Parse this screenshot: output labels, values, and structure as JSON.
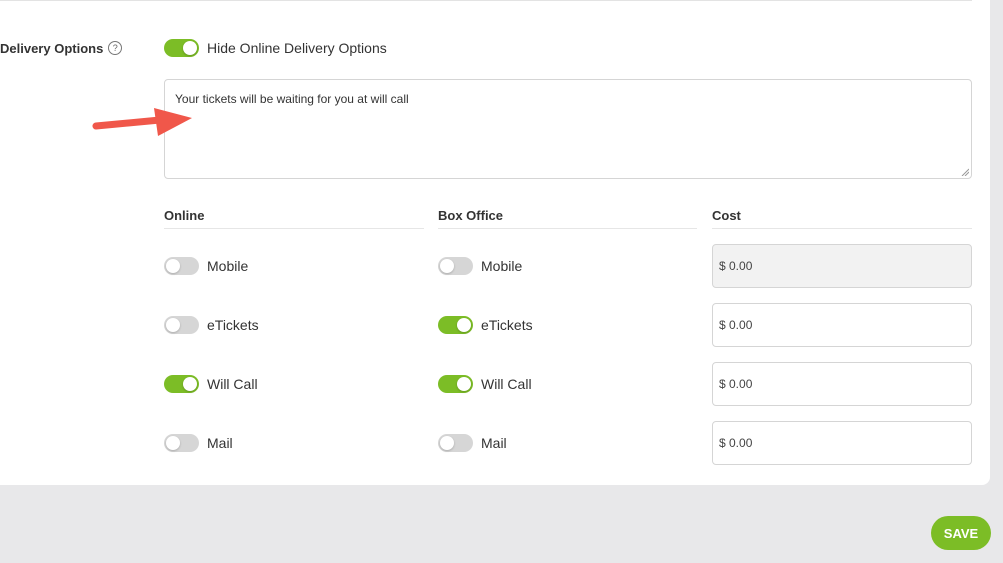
{
  "delivery": {
    "label": "Delivery Options",
    "help_icon": "question-circle-icon",
    "hide_online": {
      "label": "Hide Online Delivery Options",
      "on": true
    },
    "message": "Your tickets will be waiting for you at will call"
  },
  "columns": {
    "online": "Online",
    "box_office": "Box Office",
    "cost": "Cost"
  },
  "rows": [
    {
      "name": "Mobile",
      "online_label": "Mobile",
      "online_on": false,
      "box_label": "Mobile",
      "box_on": false,
      "cost": "$ 0.00",
      "cost_disabled": true
    },
    {
      "name": "eTickets",
      "online_label": "eTickets",
      "online_on": false,
      "box_label": "eTickets",
      "box_on": true,
      "cost": "$ 0.00",
      "cost_disabled": false
    },
    {
      "name": "Will Call",
      "online_label": "Will Call",
      "online_on": true,
      "box_label": "Will Call",
      "box_on": true,
      "cost": "$ 0.00",
      "cost_disabled": false
    },
    {
      "name": "Mail",
      "online_label": "Mail",
      "online_on": false,
      "box_label": "Mail",
      "box_on": false,
      "cost": "$ 0.00",
      "cost_disabled": false
    }
  ],
  "save_label": "SAVE",
  "colors": {
    "accent": "#7cbd26",
    "toggle_off": "#d6d6d6",
    "arrow": "#f0574a"
  }
}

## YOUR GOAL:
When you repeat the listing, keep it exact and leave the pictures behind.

## EXERCISE SOLUTION:
Parse this screenshot: output labels, values, and structure as JSON.
{
  "delivery": {
    "label": "Delivery Options",
    "help_icon": "question-circle-icon",
    "hide_online": {
      "label": "Hide Online Delivery Options",
      "on": true
    },
    "message": "Your tickets will be waiting for you at will call"
  },
  "columns": {
    "online": "Online",
    "box_office": "Box Office",
    "cost": "Cost"
  },
  "rows": [
    {
      "name": "Mobile",
      "online_label": "Mobile",
      "online_on": false,
      "box_label": "Mobile",
      "box_on": false,
      "cost": "$ 0.00",
      "cost_disabled": true
    },
    {
      "name": "eTickets",
      "online_label": "eTickets",
      "online_on": false,
      "box_label": "eTickets",
      "box_on": true,
      "cost": "$ 0.00",
      "cost_disabled": false
    },
    {
      "name": "Will Call",
      "online_label": "Will Call",
      "online_on": true,
      "box_label": "Will Call",
      "box_on": true,
      "cost": "$ 0.00",
      "cost_disabled": false
    },
    {
      "name": "Mail",
      "online_label": "Mail",
      "online_on": false,
      "box_label": "Mail",
      "box_on": false,
      "cost": "$ 0.00",
      "cost_disabled": false
    }
  ],
  "save_label": "SAVE",
  "colors": {
    "accent": "#7cbd26",
    "toggle_off": "#d6d6d6",
    "arrow": "#f0574a"
  }
}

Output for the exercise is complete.